A three-part series on Mental Health
By Tom White
The Libyan town of Cyrene was a sanctuary for those Greeks and Jews who fled the oppressive governance of the Romans in Palestine. Never citing the reason for his presence in Jerusalem then, we are told that a certain Simon from that same Cyrene was conscripted to carry the patibulum (the cross-section of the crosses used at crucifixion) when Jesus faltered on his journey to The Place of the Skull (Golgatha).
We have no idea what went thru Simon’s mind when ordered to the task, but perhaps, we might assume that in no way did he wish to come under the scrutiny of the Romans. We might assume Jesus was able to let his mind move from his pain to his love for his mother. Later, Simon may have thought about the person he helped and Jesus may have thought about the man who helped him, and both minds may have been comforted in that reflection.
Our daily lives are so often taken for granted, as I am sure you will agree. The ever-quickening pace of life may prevent us from seeing beyond ourselves. We are frustrated with so many of the demands made on us daily that we become somewhat numb to any feelings at all. Often, we try not to let these feelings get in the way of what must be accomplished since they may present their own complications to our living. Everyone works so hard to make it through the day that we may not allow ourselves the “luxury” of noticing how our feelings. How we are feeling about self, spouse, partner, family, or friends becomes another task to accomplish rather than an integral part of our very lives. We do not let ourselves reflect. The crosses somehow are carried, but no comfort is felt from others.

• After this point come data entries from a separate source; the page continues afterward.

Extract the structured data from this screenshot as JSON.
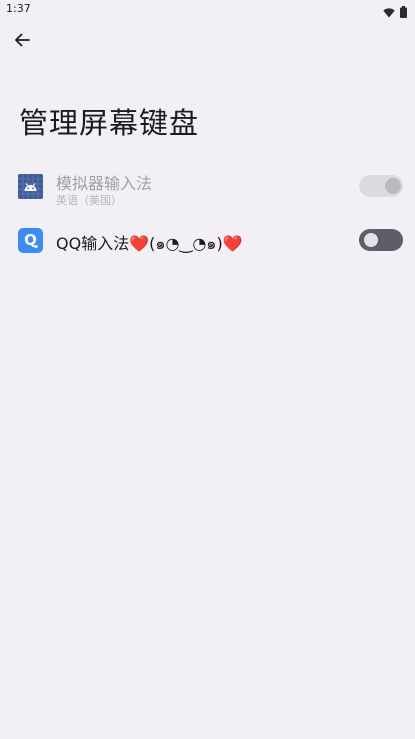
{
  "status_bar": {
    "time": "1:37",
    "icons": [
      "wifi-icon",
      "battery-icon"
    ]
  },
  "header": {
    "back_icon": "arrow-back-icon",
    "title": "管理屏幕键盘"
  },
  "keyboards": [
    {
      "name": "模拟器输入法",
      "subtitle": "英语（美国）",
      "icon": "android-keyboard-icon",
      "enabled": false,
      "toggle_on": true
    },
    {
      "name": "QQ输入法❤️(๑◔‿◔๑)❤️",
      "icon": "qq-input-icon",
      "icon_letter": "Q",
      "enabled": true,
      "toggle_on": false
    }
  ],
  "colors": {
    "background": "#f2f0f5",
    "android_icon_bg": "#3f5c9a",
    "qq_icon_bg": "#3b8cf7"
  }
}
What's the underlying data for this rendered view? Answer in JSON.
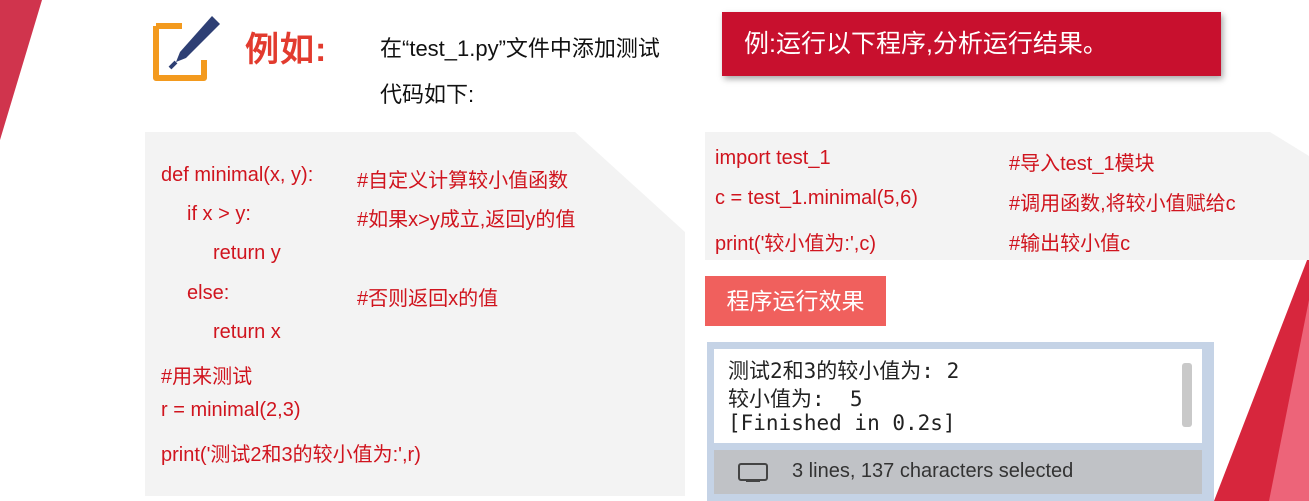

Helping to carry a cross of another may challenge us on many levels, not the least of which is “I have my own problems.” Yet the failure to offer to help may actually result in our own discomfort, isolation, heartache, loneliness and that gut-wrenching emptiness that can seem to inhabit our very being.
We may mistake helping to carry a cross as taking on another’s burden alone, forever, to solve and fix. Yet, many times the burden is as simple as realizing our self-worth and that of another; letting another know they are loved, respected, treasured, honored or reverenced. The burden we help carry is to acknowledge a higher power, often God, and that each one of us plays a unique role on the journey of life; allowing a fellow human being to feel that they matter and are important simply for who they are. We can all be comforted in these reflections.
Mental health is sometimes assessed by our ability to live in productive, balanced and meaningful ways. It is established that these goals are not achieved alone but rather in community with others. Helping another “carry his or her cross” is integral to good mental health for everyone. When achieved, it is amazing!
Winning the lottery would certainly go a long way in relieving some, if not all of our worries, right? Just think of all the debt we could erase, not to mention the great gifts we could buy for anyone we wanted! We would be so happy, so free of worry, so at peace with the world … or would we? There was a fourth gift of the Magi at Christmas no one seems to remember. Unlike the usual three, this one is a gift to set our minds at ease.